**Exercise**
Would you please write out each of the entries below exactly, omitting pictures?

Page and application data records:
= = = = = = =

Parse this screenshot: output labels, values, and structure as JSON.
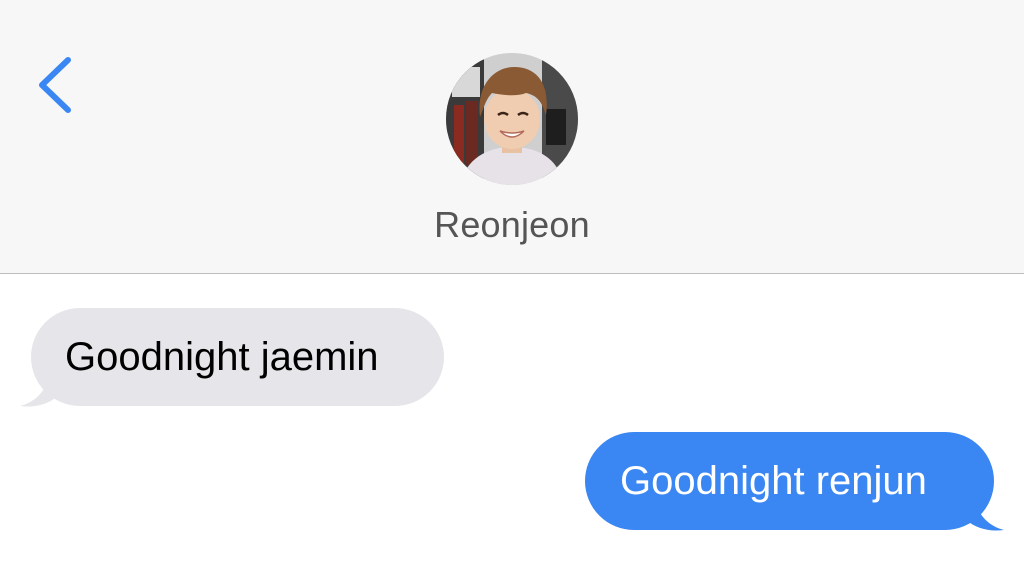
{
  "header": {
    "back_icon": "chevron-left-icon",
    "contact_name": "Reonjeon",
    "accent_color": "#3a86f2"
  },
  "messages": [
    {
      "direction": "incoming",
      "text": "Goodnight jaemin",
      "bubble_color": "#e5e5ea"
    },
    {
      "direction": "outgoing",
      "text": "Goodnight renjun",
      "bubble_color": "#3a86f2"
    }
  ]
}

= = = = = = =

**Written answer**
Parse this screenshot: output labels, values, and structure as JSON.
{
  "header": {
    "back_icon": "chevron-left-icon",
    "contact_name": "Reonjeon",
    "accent_color": "#3a86f2"
  },
  "messages": [
    {
      "direction": "incoming",
      "text": "Goodnight jaemin",
      "bubble_color": "#e5e5ea"
    },
    {
      "direction": "outgoing",
      "text": "Goodnight renjun",
      "bubble_color": "#3a86f2"
    }
  ]
}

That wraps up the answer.